[Study material — start]

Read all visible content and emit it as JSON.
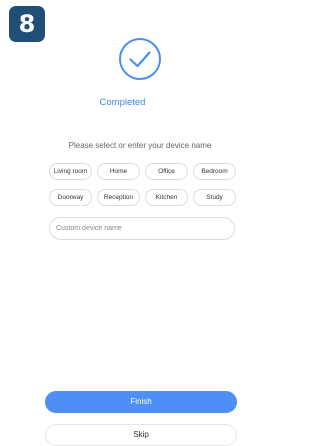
{
  "step_badge": "8",
  "status": {
    "icon": "check-circle-icon",
    "label": "Completed"
  },
  "prompt": "Please select or enter your device name",
  "room_chips": [
    "Living room",
    "Home",
    "Office",
    "Bedroom",
    "Doorway",
    "Reception",
    "Kitchen",
    "Study"
  ],
  "custom_name": {
    "value": "",
    "placeholder": "Custom device name"
  },
  "buttons": {
    "finish": "Finish",
    "skip": "Skip"
  },
  "colors": {
    "accent": "#4e8ff5",
    "badge": "#1f4e79",
    "status_text": "#3f86e6"
  }
}
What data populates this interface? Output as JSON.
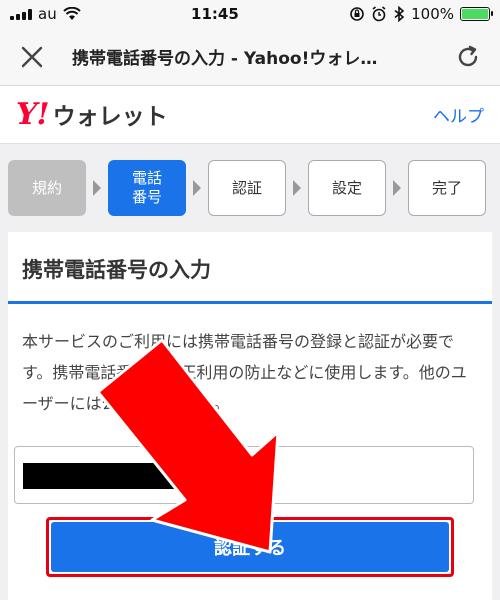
{
  "statusbar": {
    "carrier": "au",
    "time": "11:45",
    "battery": "100%",
    "battery_level": 1.0
  },
  "navbar": {
    "title": "携帯電話番号の入力 - Yahoo!ウォレ…"
  },
  "header": {
    "logo_mark": "Y!",
    "logo_text": "ウォレット",
    "help": "ヘルプ"
  },
  "steps": [
    {
      "label": "規約",
      "state": "done"
    },
    {
      "label": "電話\n番号",
      "state": "active"
    },
    {
      "label": "認証",
      "state": "pending"
    },
    {
      "label": "設定",
      "state": "pending"
    },
    {
      "label": "完了",
      "state": "pending"
    }
  ],
  "card": {
    "title": "携帯電話番号の入力",
    "description": "本サービスのご利用には携帯電話番号の登録と認証が必要です。携帯電話番号は不正利用の防止などに使用します。他のユーザーには公開されません。",
    "submit": "認証する"
  },
  "colors": {
    "accent": "#1a73e8",
    "brand": "#ff0033",
    "highlight": "#e60012"
  }
}
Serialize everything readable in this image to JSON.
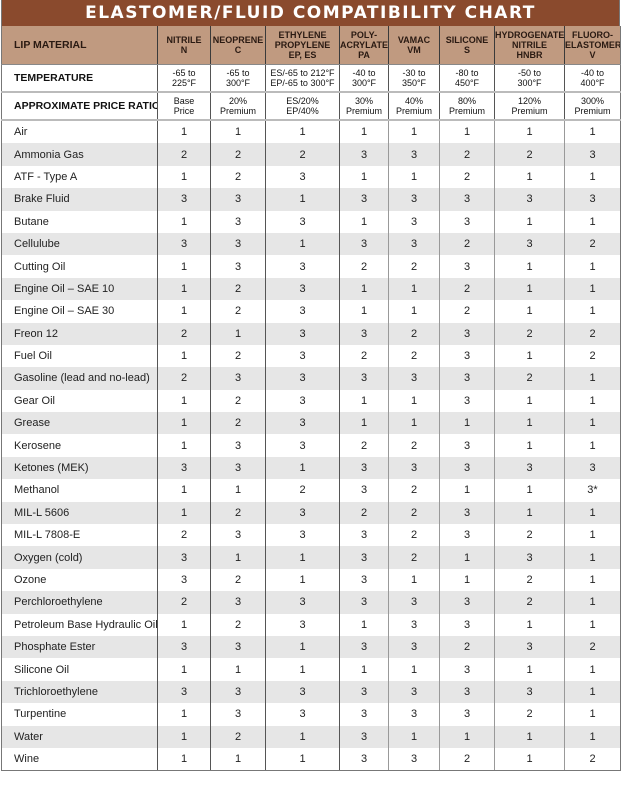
{
  "title": "ELASTOMER/FLUID COMPATIBILITY CHART",
  "header": {
    "row_label": "LIP MATERIAL",
    "columns": [
      {
        "line1": "NITRILE",
        "line2": "N",
        "line3": ""
      },
      {
        "line1": "NEOPRENE",
        "line2": "C",
        "line3": ""
      },
      {
        "line1": "ETHYLENE",
        "line2": "PROPYLENE",
        "line3": "EP, ES"
      },
      {
        "line1": "POLY-",
        "line2": "ACRYLATE",
        "line3": "PA"
      },
      {
        "line1": "VAMAC",
        "line2": "VM",
        "line3": ""
      },
      {
        "line1": "SILICONE",
        "line2": "S",
        "line3": ""
      },
      {
        "line1": "HYDROGENATED",
        "line2": "NITRILE",
        "line3": "HNBR"
      },
      {
        "line1": "FLUORO-",
        "line2": "ELASTOMER",
        "line3": "V"
      }
    ]
  },
  "temperature": {
    "label": "TEMPERATURE",
    "values": [
      {
        "a": "-65 to",
        "b": "225°F"
      },
      {
        "a": "-65 to",
        "b": "300°F"
      },
      {
        "a": "ES/-65 to 212°F",
        "b": "EP/-65 to 300°F"
      },
      {
        "a": "-40 to",
        "b": "300°F"
      },
      {
        "a": "-30 to",
        "b": "350°F"
      },
      {
        "a": "-80 to",
        "b": "450°F"
      },
      {
        "a": "-50 to",
        "b": "300°F"
      },
      {
        "a": "-40 to",
        "b": "400°F"
      }
    ]
  },
  "price": {
    "label": "APPROXIMATE PRICE RATIO",
    "values": [
      {
        "a": "Base",
        "b": "Price"
      },
      {
        "a": "20%",
        "b": "Premium"
      },
      {
        "a": "ES/20%",
        "b": "EP/40%"
      },
      {
        "a": "30%",
        "b": "Premium"
      },
      {
        "a": "40%",
        "b": "Premium"
      },
      {
        "a": "80%",
        "b": "Premium"
      },
      {
        "a": "120%",
        "b": "Premium"
      },
      {
        "a": "300%",
        "b": "Premium"
      }
    ]
  },
  "rows": [
    {
      "fluid": "Air",
      "ratings": [
        "1",
        "1",
        "1",
        "1",
        "1",
        "1",
        "1",
        "1"
      ]
    },
    {
      "fluid": "Ammonia Gas",
      "ratings": [
        "2",
        "2",
        "2",
        "3",
        "3",
        "2",
        "2",
        "3"
      ]
    },
    {
      "fluid": "ATF - Type A",
      "ratings": [
        "1",
        "2",
        "3",
        "1",
        "1",
        "2",
        "1",
        "1"
      ]
    },
    {
      "fluid": "Brake Fluid",
      "ratings": [
        "3",
        "3",
        "1",
        "3",
        "3",
        "3",
        "3",
        "3"
      ]
    },
    {
      "fluid": "Butane",
      "ratings": [
        "1",
        "3",
        "3",
        "1",
        "3",
        "3",
        "1",
        "1"
      ]
    },
    {
      "fluid": "Cellulube",
      "ratings": [
        "3",
        "3",
        "1",
        "3",
        "3",
        "2",
        "3",
        "2"
      ]
    },
    {
      "fluid": "Cutting Oil",
      "ratings": [
        "1",
        "3",
        "3",
        "2",
        "2",
        "3",
        "1",
        "1"
      ]
    },
    {
      "fluid": "Engine Oil – SAE 10",
      "ratings": [
        "1",
        "2",
        "3",
        "1",
        "1",
        "2",
        "1",
        "1"
      ]
    },
    {
      "fluid": "Engine Oil – SAE 30",
      "ratings": [
        "1",
        "2",
        "3",
        "1",
        "1",
        "2",
        "1",
        "1"
      ]
    },
    {
      "fluid": "Freon 12",
      "ratings": [
        "2",
        "1",
        "3",
        "3",
        "2",
        "3",
        "2",
        "2"
      ]
    },
    {
      "fluid": "Fuel Oil",
      "ratings": [
        "1",
        "2",
        "3",
        "2",
        "2",
        "3",
        "1",
        "2"
      ]
    },
    {
      "fluid": "Gasoline (lead and no-lead)",
      "ratings": [
        "2",
        "3",
        "3",
        "3",
        "3",
        "3",
        "2",
        "1"
      ]
    },
    {
      "fluid": "Gear Oil",
      "ratings": [
        "1",
        "2",
        "3",
        "1",
        "1",
        "3",
        "1",
        "1"
      ]
    },
    {
      "fluid": "Grease",
      "ratings": [
        "1",
        "2",
        "3",
        "1",
        "1",
        "1",
        "1",
        "1"
      ]
    },
    {
      "fluid": "Kerosene",
      "ratings": [
        "1",
        "3",
        "3",
        "2",
        "2",
        "3",
        "1",
        "1"
      ]
    },
    {
      "fluid": "Ketones (MEK)",
      "ratings": [
        "3",
        "3",
        "1",
        "3",
        "3",
        "3",
        "3",
        "3"
      ]
    },
    {
      "fluid": "Methanol",
      "ratings": [
        "1",
        "1",
        "2",
        "3",
        "2",
        "1",
        "1",
        "3*"
      ]
    },
    {
      "fluid": "MIL-L 5606",
      "ratings": [
        "1",
        "2",
        "3",
        "2",
        "2",
        "3",
        "1",
        "1"
      ]
    },
    {
      "fluid": "MIL-L 7808-E",
      "ratings": [
        "2",
        "3",
        "3",
        "3",
        "2",
        "3",
        "2",
        "1"
      ]
    },
    {
      "fluid": "Oxygen (cold)",
      "ratings": [
        "3",
        "1",
        "1",
        "3",
        "2",
        "1",
        "3",
        "1"
      ]
    },
    {
      "fluid": "Ozone",
      "ratings": [
        "3",
        "2",
        "1",
        "3",
        "1",
        "1",
        "2",
        "1"
      ]
    },
    {
      "fluid": "Perchloroethylene",
      "ratings": [
        "2",
        "3",
        "3",
        "3",
        "3",
        "3",
        "2",
        "1"
      ]
    },
    {
      "fluid": "Petroleum Base Hydraulic Oil",
      "ratings": [
        "1",
        "2",
        "3",
        "1",
        "3",
        "3",
        "1",
        "1"
      ]
    },
    {
      "fluid": "Phosphate Ester",
      "ratings": [
        "3",
        "3",
        "1",
        "3",
        "3",
        "2",
        "3",
        "2"
      ]
    },
    {
      "fluid": "Silicone Oil",
      "ratings": [
        "1",
        "1",
        "1",
        "1",
        "1",
        "3",
        "1",
        "1"
      ]
    },
    {
      "fluid": "Trichloroethylene",
      "ratings": [
        "3",
        "3",
        "3",
        "3",
        "3",
        "3",
        "3",
        "1"
      ]
    },
    {
      "fluid": "Turpentine",
      "ratings": [
        "1",
        "3",
        "3",
        "3",
        "3",
        "3",
        "2",
        "1"
      ]
    },
    {
      "fluid": "Water",
      "ratings": [
        "1",
        "2",
        "1",
        "3",
        "1",
        "1",
        "1",
        "1"
      ]
    },
    {
      "fluid": "Wine",
      "ratings": [
        "1",
        "1",
        "1",
        "3",
        "3",
        "2",
        "1",
        "2"
      ]
    }
  ],
  "colors": {
    "title_bg": "#8a4a2d",
    "header_bg": "#c09a80",
    "stripe": "#e6e6e6"
  }
}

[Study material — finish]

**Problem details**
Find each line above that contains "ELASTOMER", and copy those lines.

**Solution to this problem**
  "title": "ELASTOMER/FLUID COMPATIBILITY CHART",
        "line2": "ELASTOMER",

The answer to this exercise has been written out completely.